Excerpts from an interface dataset
------------------------

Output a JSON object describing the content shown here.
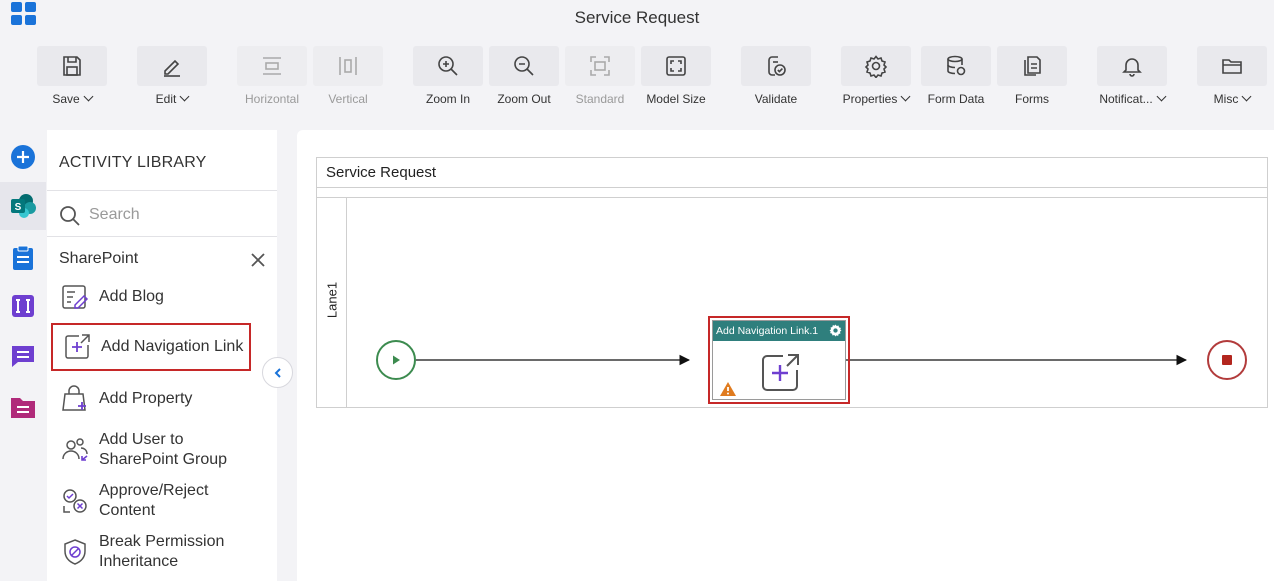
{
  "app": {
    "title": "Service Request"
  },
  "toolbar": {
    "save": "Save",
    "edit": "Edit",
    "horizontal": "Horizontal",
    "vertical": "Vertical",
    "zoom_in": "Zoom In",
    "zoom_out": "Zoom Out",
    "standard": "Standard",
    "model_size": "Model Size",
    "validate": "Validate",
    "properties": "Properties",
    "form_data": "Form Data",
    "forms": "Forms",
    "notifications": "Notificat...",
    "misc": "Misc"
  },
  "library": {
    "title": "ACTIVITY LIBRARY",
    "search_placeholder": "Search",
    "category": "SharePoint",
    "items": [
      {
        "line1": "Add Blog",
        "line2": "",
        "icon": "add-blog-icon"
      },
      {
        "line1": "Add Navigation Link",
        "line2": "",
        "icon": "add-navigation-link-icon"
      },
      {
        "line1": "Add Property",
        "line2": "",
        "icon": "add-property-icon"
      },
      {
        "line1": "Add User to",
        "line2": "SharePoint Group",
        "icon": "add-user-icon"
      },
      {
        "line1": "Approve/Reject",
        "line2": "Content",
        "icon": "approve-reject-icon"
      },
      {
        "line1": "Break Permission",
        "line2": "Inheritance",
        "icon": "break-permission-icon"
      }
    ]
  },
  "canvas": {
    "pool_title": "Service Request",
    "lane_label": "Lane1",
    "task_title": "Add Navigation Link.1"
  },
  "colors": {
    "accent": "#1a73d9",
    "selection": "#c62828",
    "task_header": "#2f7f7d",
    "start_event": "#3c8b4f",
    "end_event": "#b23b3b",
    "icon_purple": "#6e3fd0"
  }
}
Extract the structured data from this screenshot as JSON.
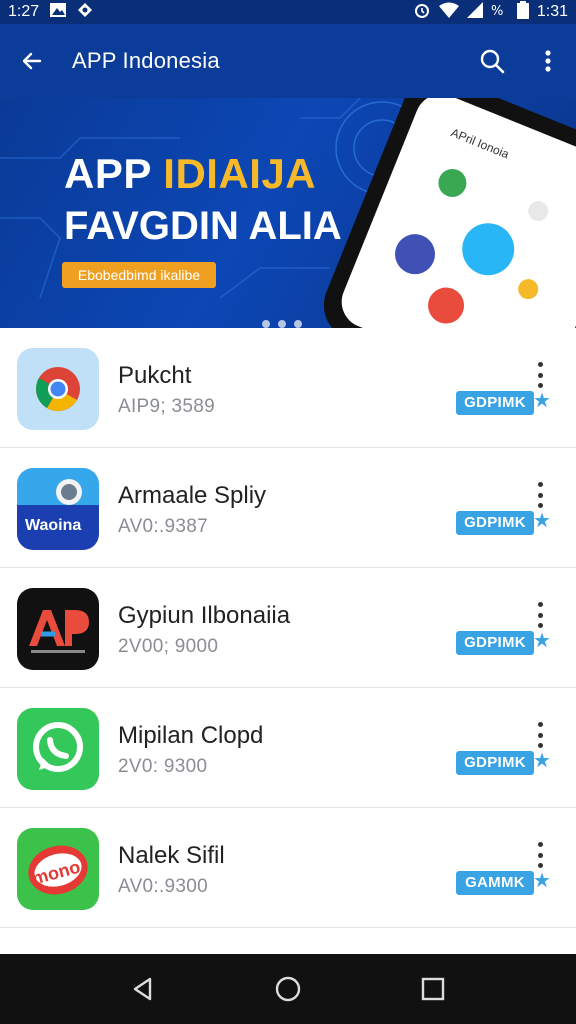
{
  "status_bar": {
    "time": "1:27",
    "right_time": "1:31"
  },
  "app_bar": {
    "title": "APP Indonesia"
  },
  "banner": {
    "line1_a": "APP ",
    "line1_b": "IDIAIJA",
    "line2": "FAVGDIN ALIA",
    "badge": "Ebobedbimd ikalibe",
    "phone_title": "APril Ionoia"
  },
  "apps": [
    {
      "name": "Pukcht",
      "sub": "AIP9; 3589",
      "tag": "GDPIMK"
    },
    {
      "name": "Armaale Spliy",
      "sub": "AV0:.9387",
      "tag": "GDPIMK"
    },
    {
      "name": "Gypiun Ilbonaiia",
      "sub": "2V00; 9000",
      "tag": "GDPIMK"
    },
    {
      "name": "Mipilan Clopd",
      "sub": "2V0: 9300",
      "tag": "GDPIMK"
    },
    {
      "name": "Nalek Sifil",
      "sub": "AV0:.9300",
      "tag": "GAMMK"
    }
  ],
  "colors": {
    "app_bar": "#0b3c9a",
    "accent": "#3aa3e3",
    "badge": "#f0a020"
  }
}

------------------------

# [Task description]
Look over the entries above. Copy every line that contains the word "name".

# [Result]
      "name": "Pukcht",
      "name": "Armaale Spliy",
      "name": "Gypiun Ilbonaiia",
      "name": "Mipilan Clopd",
      "name": "Nalek Sifil",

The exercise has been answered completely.